Media Liability Insurance covers third-party actions such as libel, slander, and intellectual property, copyright, and trademark infringement for the company and its products. Though usually a part of general liability insurance, this coverage area has shifted over to the area of cyber insurance in recent years due to growing online presence of companies. General liability insurance DOES NOT cover the online presence of companies.

Trigger: Multimedia Wrongful Act (acts committed by you or on your behalf via the Internet that cause damages).

Groups may threaten business or gain and hold sensitive data hostage from companies such as trade secrets, private information, intellectual property, and more.

Trigger: Cyber Extortion Threat (requires credible threat from others)

When cyber security is breached, loss of data, stalled business, and damages to reputation add up. Common amounts measure in the hundreds of thousands or millions of dollars.
When digital assets are damaged in the event of network disruption, or unauthorized access, digital asset restoration coverage pays for restoration costs.
A bank or financial institution sends audits to ensure that your business is handling any card-holder’s information in a manner that meets the Payment Card Industry Data Security Standard (PCI DSS). This is common especially after data breaches. When your business is not in compliance, you can be subject to legal ramifications. PCI DSS assessment coverage covers damages and claims resulting from a PCI DSS Assessment.

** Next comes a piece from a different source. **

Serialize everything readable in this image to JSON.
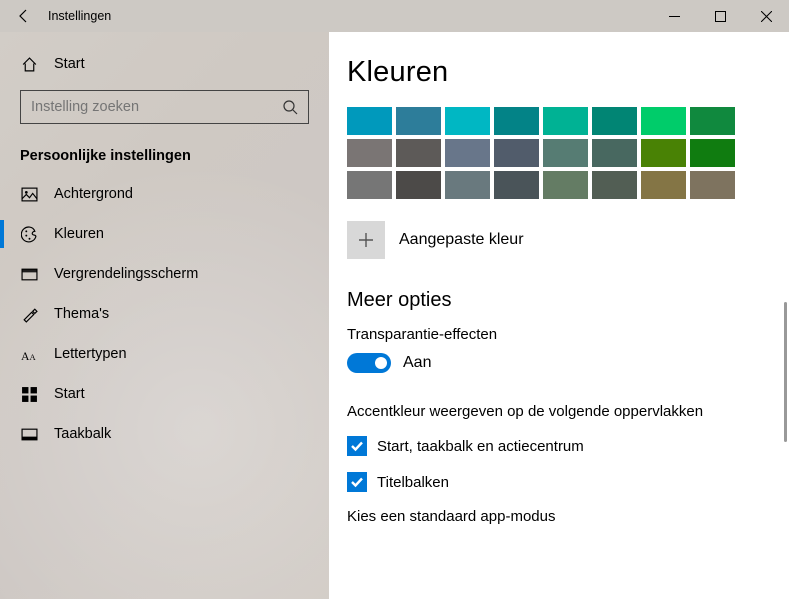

How Much Is Cyber / Data Breach Insurance?

This is a great question. There isn’t an exact right way to calculate the proper coverage amount. Cyber insurance for a hotel is not the same as cyber insurance for an tech startup or a cutting-edge manufacturing client. In general, we calculate based off of $200 per compromisable record and focus on making all of our cyber insurance as affordable and effective as possible.

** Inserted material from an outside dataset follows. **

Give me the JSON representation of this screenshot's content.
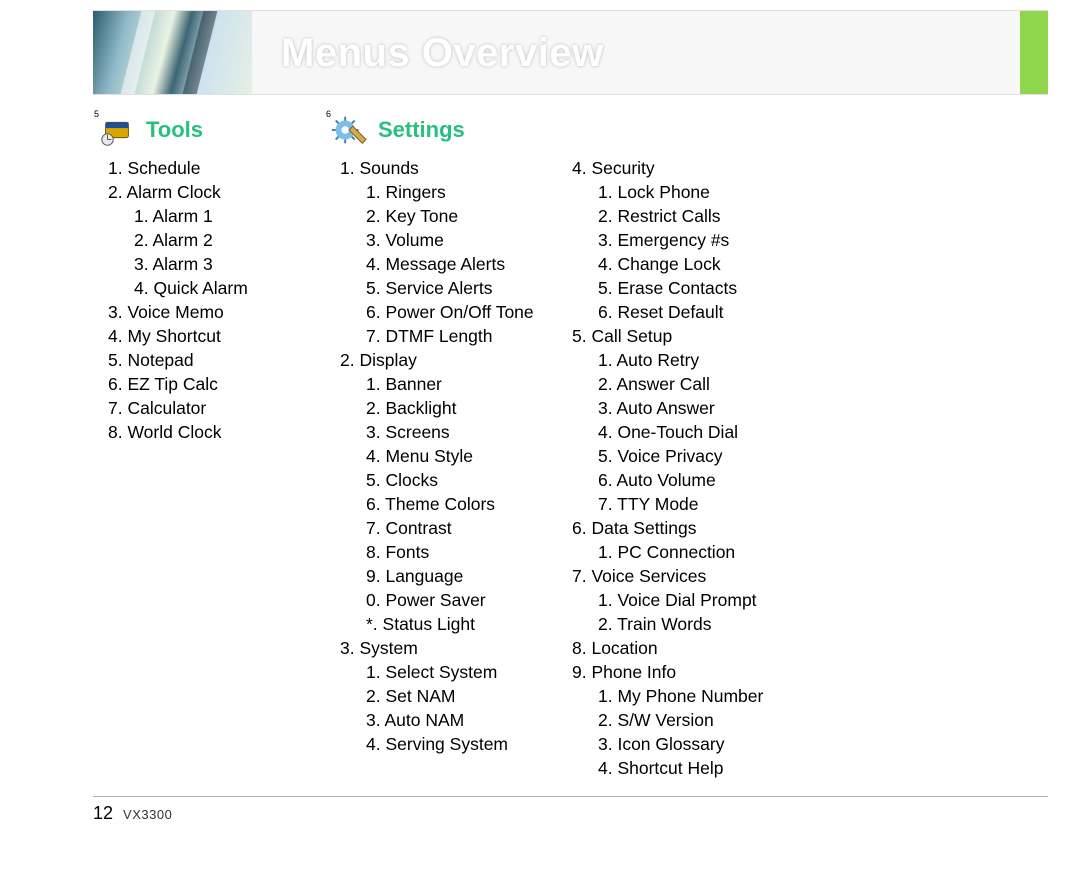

We start a policy with under a million dollars in liability for small businesses like e-commerce and restaurants or hotels. Most breaches for a small businesses run around $100k in losses, so we aim for policies that cover up to $1M or lower.

For larger companies, or where a business deals with a lot of data like IT, SaaS, or other tech and research and development firms, we often look at policies that cover between $2M to $5M in liability.

The RF Cyber / Data Breach Insurance Difference

Our cyber insurance is famous for striking the elusive balance between effective coverage and affordable rates. For instance, our rates are often 50-70% less than what is offered in the market. We know that saving money is important as you grow your business. We have gone through the market information and run the numbers to make sure that we offer the most competitive rates possible. All our clients have concierge agents on call to answer your cyber insurance questions and walk you through this complicated field. We understand the importance of your company’s future and safety. You likely have questions, and we have answer. Contact us to speak with one of our agents or to start a quote.

Request a Quote

Do not fill this form out if you're a solicitor.

Property/LiabilityWCCyberE&OOtherLifeGroup Medical

© 2020 RF Insurance Group – All rights reserved. | Created by Krends Marketing